Daily Management Review

Unexpected Inflation In UK Due To Rise In Video Gaming Amid Lockdown


Unexpected Inflation In UK Due To Rise In Video Gaming Amid Lockdown
The increase in prices for in-demand video game consoles during the novel coronavirus pandemic induced lockdown propped up British inflation for the month of June in an unexpected manner, shows the latest official data available.
There was a 0.6 per cent rise in consumer price inflation last month compared to the previous month, which was at 0.5 per cent, which was also driven by the lack of traditional summer clothing sales last month following the slashing of prices by retailers during the lockdown earlier in the year.
Economists and analysts had expected inflation of the country to come in at about 0.4 per cent. 
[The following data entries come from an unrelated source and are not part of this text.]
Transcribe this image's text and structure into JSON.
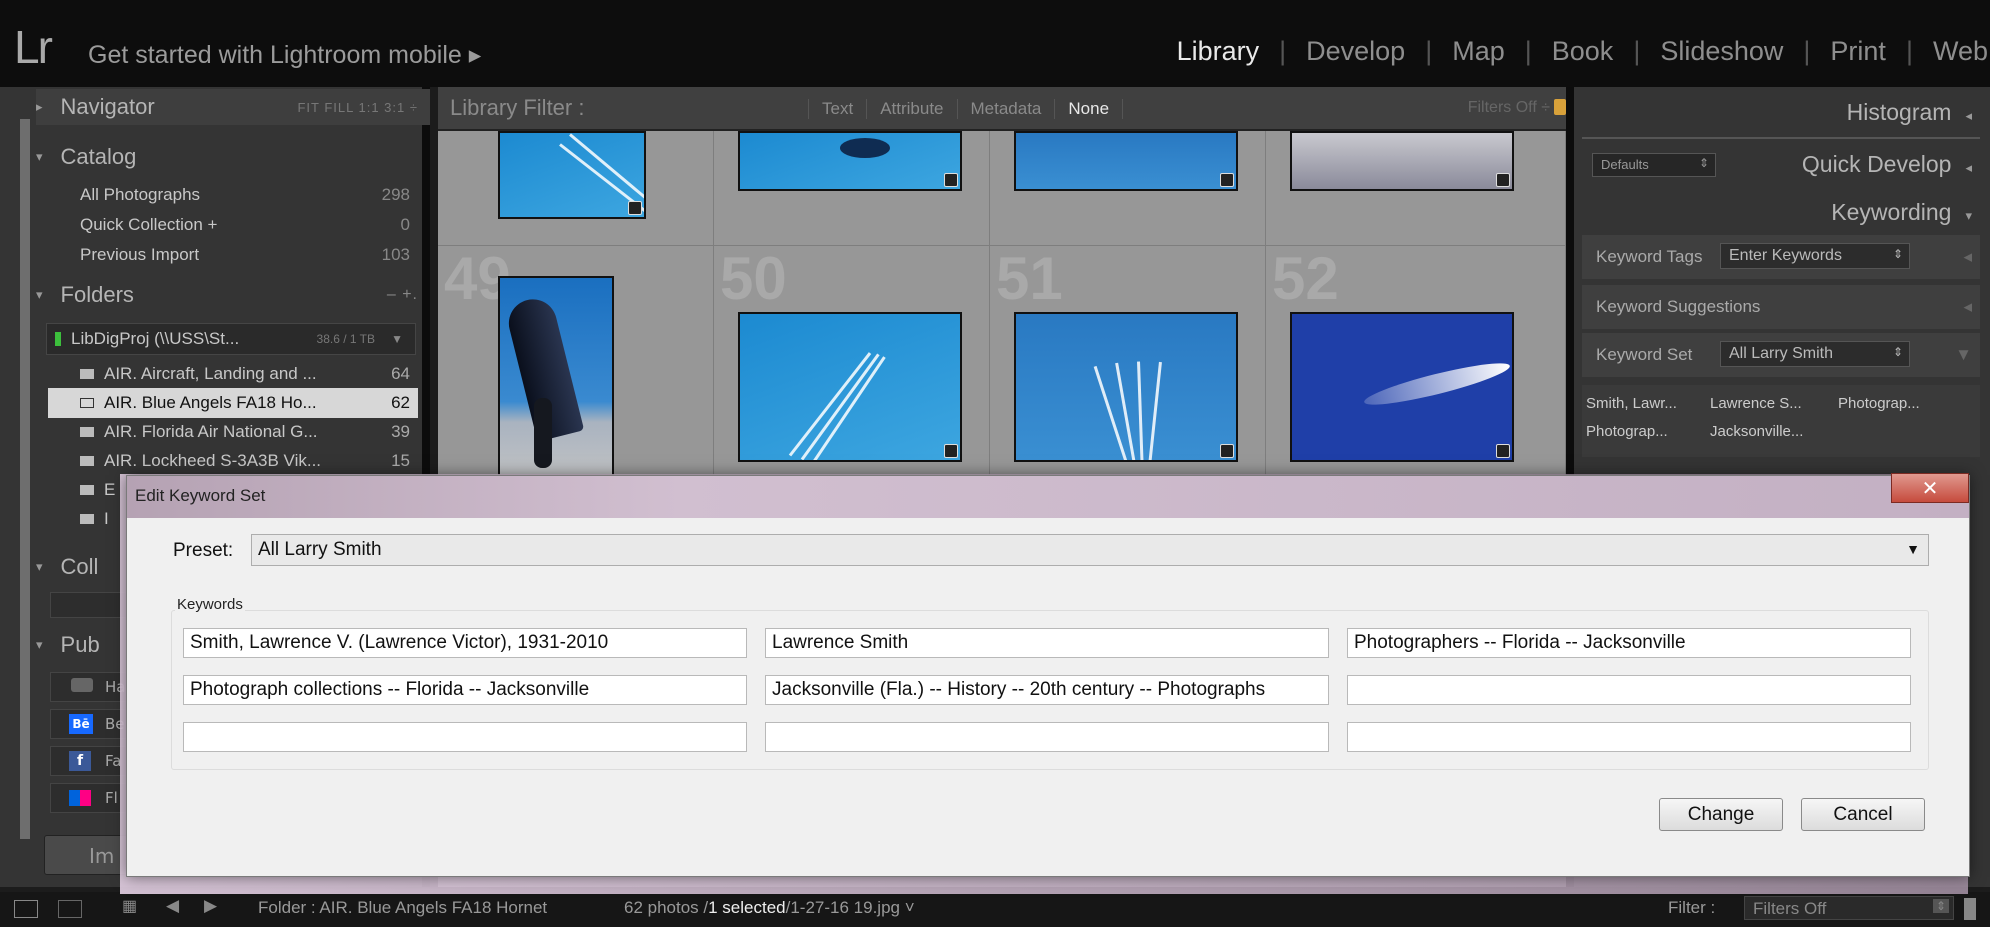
{
  "topbar": {
    "logo": "Lr",
    "get_started": "Get started with Lightroom mobile ▸",
    "modules": [
      "Library",
      "Develop",
      "Map",
      "Book",
      "Slideshow",
      "Print",
      "Web"
    ],
    "active_module": "Library"
  },
  "navigator": {
    "title": "Navigator",
    "zoom_options": "FIT  FILL  1:1  3:1 ÷"
  },
  "catalog": {
    "title": "Catalog",
    "items": [
      {
        "label": "All Photographs",
        "count": "298"
      },
      {
        "label": "Quick Collection +",
        "count": "0"
      },
      {
        "label": "Previous Import",
        "count": "103"
      }
    ]
  },
  "folders": {
    "title": "Folders",
    "controls": "–  +.",
    "volume": {
      "label": "LibDigProj (\\\\USS\\St...",
      "size": "38.6 / 1 TB"
    },
    "items": [
      {
        "label": "AIR. Aircraft, Landing and ...",
        "count": "64"
      },
      {
        "label": "AIR. Blue Angels FA18 Ho...",
        "count": "62"
      },
      {
        "label": "AIR. Florida Air National G...",
        "count": "39"
      },
      {
        "label": "AIR. Lockheed S-3A3B Vik...",
        "count": "15"
      }
    ],
    "partial": [
      "E",
      "I"
    ]
  },
  "collections": {
    "title": "Coll"
  },
  "publish": {
    "title": "Pub",
    "services": [
      "Ha",
      "Be",
      "Fa",
      "Fl"
    ]
  },
  "import_button": "Im",
  "library_filter": {
    "label": "Library Filter :",
    "options": [
      "Text",
      "Attribute",
      "Metadata",
      "None"
    ],
    "selected": "None",
    "filters_state": "Filters Off ÷"
  },
  "grid": {
    "row_numbers": [
      "49",
      "50",
      "51",
      "52"
    ]
  },
  "right_panel": {
    "histogram": "Histogram",
    "preset_dropdown": "Defaults",
    "quick_develop": "Quick Develop",
    "keywording": "Keywording",
    "keyword_tags_label": "Keyword Tags",
    "keyword_tags_value": "Enter Keywords",
    "keyword_suggestions": "Keyword Suggestions",
    "keyword_set_label": "Keyword Set",
    "keyword_set_value": "All Larry Smith",
    "keyword_buttons": [
      "Smith, Lawr...",
      "Lawrence S...",
      "Photograp...",
      "Photograp...",
      "Jacksonville..."
    ]
  },
  "statusbar": {
    "folder": "Folder : AIR. Blue Angels FA18 Hornet",
    "photos": "62 photos /",
    "selected": "1 selected",
    "file": "/1-27-16 19.jpg ˅",
    "filter_label": "Filter :",
    "filter_value": "Filters Off"
  },
  "dialog": {
    "title": "Edit Keyword Set",
    "close": "✕",
    "preset_label": "Preset:",
    "preset_value": "All Larry Smith",
    "keywords_label": "Keywords",
    "keywords": [
      "Smith, Lawrence V. (Lawrence Victor), 1931-2010",
      "Lawrence Smith",
      "Photographers -- Florida -- Jacksonville",
      "Photograph collections -- Florida -- Jacksonville",
      "Jacksonville (Fla.) -- History -- 20th century -- Photographs",
      "",
      "",
      "",
      ""
    ],
    "change_button": "Change",
    "cancel_button": "Cancel"
  }
}
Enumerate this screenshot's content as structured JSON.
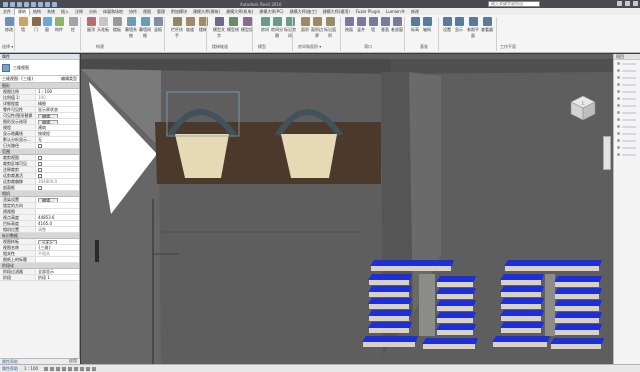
{
  "titlebar": {
    "title": "Autodesk Revit 2016",
    "search_placeholder": "键入关键字或短语"
  },
  "menu": {
    "tabs": [
      "文件",
      "建筑",
      "结构",
      "系统",
      "插入",
      "注释",
      "分析",
      "体量和场地",
      "协作",
      "视图",
      "管理",
      "附加模块",
      "建模大师(建筑)",
      "建模大师(机电)",
      "建模大师(PC)",
      "建模大师(施工)",
      "建模大师(通用)",
      "Fuzor Plugin",
      "Lumion®",
      "修改"
    ],
    "active_index": 1
  },
  "ribbon": {
    "tools": [
      {
        "label": "修改",
        "color": "#6f8fb8"
      },
      {
        "label": "墙",
        "color": "#c9a36a"
      },
      {
        "label": "门",
        "color": "#8a6a4a"
      },
      {
        "label": "窗",
        "color": "#6fa6d6"
      },
      {
        "label": "构件",
        "color": "#8fb36f"
      },
      {
        "label": "柱",
        "color": "#a3a3a3"
      },
      {
        "label": "屋顶",
        "color": "#b36f6f"
      },
      {
        "label": "天花板",
        "color": "#c6c6c6"
      },
      {
        "label": "楼板",
        "color": "#9a9a9a"
      },
      {
        "label": "幕墙系统",
        "color": "#6f9ab3"
      },
      {
        "label": "幕墙网格",
        "color": "#6f9ab3"
      },
      {
        "label": "竖梃",
        "color": "#7f8f9f"
      },
      {
        "label": "栏杆扶手",
        "color": "#8a8a6a"
      },
      {
        "label": "坡道",
        "color": "#a08a6a"
      },
      {
        "label": "楼梯",
        "color": "#a08a6a"
      },
      {
        "label": "模型文字",
        "color": "#6a6a8a"
      },
      {
        "label": "模型线",
        "color": "#6a8a6a"
      },
      {
        "label": "模型组",
        "color": "#8a6a8a"
      },
      {
        "label": "房间",
        "color": "#6a9a8a"
      },
      {
        "label": "房间分隔",
        "color": "#6a9a8a"
      },
      {
        "label": "标记房间",
        "color": "#6a9a8a"
      },
      {
        "label": "面积",
        "color": "#9a8a6a"
      },
      {
        "label": "面积边界",
        "color": "#9a8a6a"
      },
      {
        "label": "标记面积",
        "color": "#9a8a6a"
      },
      {
        "label": "按面",
        "color": "#7a7a9a"
      },
      {
        "label": "竖井",
        "color": "#7a7a9a"
      },
      {
        "label": "墙",
        "color": "#7a7a9a"
      },
      {
        "label": "垂直",
        "color": "#7a7a9a"
      },
      {
        "label": "老虎窗",
        "color": "#7a7a9a"
      },
      {
        "label": "标高",
        "color": "#5a7a9a"
      },
      {
        "label": "轴网",
        "color": "#5a7a9a"
      },
      {
        "label": "设置",
        "color": "#5a7a9a"
      },
      {
        "label": "显示",
        "color": "#5a7a9a"
      },
      {
        "label": "参照平面",
        "color": "#5a7a9a"
      },
      {
        "label": "查看器",
        "color": "#5a7a9a"
      }
    ],
    "groups": [
      {
        "label": "选择 ▾"
      },
      {
        "label": "构建"
      },
      {
        "label": "楼梯坡道"
      },
      {
        "label": "模型"
      },
      {
        "label": "房间和面积 ▾"
      },
      {
        "label": "洞口"
      },
      {
        "label": "基准"
      },
      {
        "label": "工作平面"
      }
    ]
  },
  "properties": {
    "header": "属性",
    "type_name": "三维视图",
    "view_selector": "三维视图: {三维}",
    "edit_type": "编辑类型",
    "sections": [
      {
        "title": "图形",
        "rows": [
          {
            "k": "视图比例",
            "v": "1 : 100"
          },
          {
            "k": "比例值 1:",
            "v": "100",
            "grey": true
          },
          {
            "k": "详细程度",
            "v": "精细"
          },
          {
            "k": "零件可见性",
            "v": "显示原状态"
          },
          {
            "k": "可见性/图形替换",
            "v": "编辑...",
            "button": true
          },
          {
            "k": "图形显示选项",
            "v": "编辑...",
            "button": true
          },
          {
            "k": "规程",
            "v": "建筑"
          },
          {
            "k": "显示隐藏线",
            "v": "按规程"
          },
          {
            "k": "默认分析显示...",
            "v": "无"
          },
          {
            "k": "日光路径",
            "v": "",
            "check": true
          }
        ]
      },
      {
        "title": "范围",
        "rows": [
          {
            "k": "裁剪视图",
            "v": "",
            "check": true
          },
          {
            "k": "裁剪区域可见",
            "v": "",
            "check": true
          },
          {
            "k": "注释裁剪",
            "v": "",
            "check": true
          },
          {
            "k": "远剪裁激活",
            "v": "",
            "check": true
          },
          {
            "k": "远剪裁偏移",
            "v": "304800.0",
            "grey": true
          },
          {
            "k": "剖面框",
            "v": "",
            "check": true
          }
        ]
      },
      {
        "title": "相机",
        "rows": [
          {
            "k": "渲染设置",
            "v": "编辑...",
            "button": true
          },
          {
            "k": "锁定的方向",
            "v": "",
            "grey": true
          },
          {
            "k": "透视图",
            "v": "",
            "grey": true
          },
          {
            "k": "视点高度",
            "v": "44853.6"
          },
          {
            "k": "目标高度",
            "v": "4165.0"
          },
          {
            "k": "相机位置",
            "v": "调整",
            "grey": true
          }
        ]
      },
      {
        "title": "标识数据",
        "rows": [
          {
            "k": "视图样板",
            "v": "<无>",
            "button": true
          },
          {
            "k": "视图名称",
            "v": "{三维}"
          },
          {
            "k": "相关性",
            "v": "不相关",
            "grey": true
          },
          {
            "k": "图纸上的标题",
            "v": ""
          }
        ]
      },
      {
        "title": "阶段化",
        "rows": [
          {
            "k": "阶段过滤器",
            "v": "全部显示"
          },
          {
            "k": "阶段",
            "v": "阶段 1"
          }
        ]
      }
    ],
    "help_link": "属性帮助",
    "apply": "应用"
  },
  "right_rail": {
    "title": "项目",
    "item_count": 14
  },
  "viewport": {
    "view_cube_label": "上"
  },
  "status": {
    "scale": "1 : 100"
  },
  "colors": {
    "roof_blue": "#1f2fd6",
    "hall_cream": "#e8dcb6",
    "floor_brown": "#4a3a2c",
    "ground_grey": "#626262"
  }
}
“June’s inflation figures are slightly above expectations but there remains abundant spare capacity in the economy,” said Debapratim De, senior economist at Deloitte. “This should maintain a downward pressure on inflation, which could fall further, especially if there is a spike in unemployment later this year.”
A slower than expected 1.8 per cent growth in gross domestic product in May compared to that in April for the country was reported in the data published on Tuesday. In May, the GDP had fallen by growth 20 per cent. There can be shrinking of as much s 14.3 per cent this year in the British economy, according to the UK government’s budget forecasters.
There is also likelihood of a downward pressure on inflation because of an emergency cut to the VAT sales tax rate for hospitality and tourism sectors which came into effect from Wednesday.
The Bank of England will not be under any pressure to rethink its huge stimulus push because the rate of inflation in the country is well below the bank’s target of 2 per cent, say economists. It is likely that there will be persistent downward pressure on prices, said BoE rate-setter Silvana Tenreyro.
By the end of the year, inflation could hit zero, JPMorgan said.
At a time when there was a spike in demand from people who had been confined to their home because of the lockdown, a shortage of game consoles around the world was noted because of the impact on global supply chain of the novel coronavirus pandemic outbreak.
For the first three months of the year, when governments all around the world had imposed strict lockdown measures to prevent the spread of the pandemic, profits were reported the Japanese computer games giant Nintendo in May.
“It is possible that prices have been influenced by the coronavirus (COVID-19) lockdown changing the timing of demand and the availability of some items, particularly consoles,” the ONS said in a statement. “However, it is equally likely to be a result of the computer games in the bestseller charts.”
In June, when there are typically sales promotions in the UK, the prices of clothing and footwear prices almost held steady.
Because of the lockdown in June, there was unavailability of the 17 per cent of the items used to compile the CPI for consumers, the ONS said. That included pints of lager in pubs and haircuts.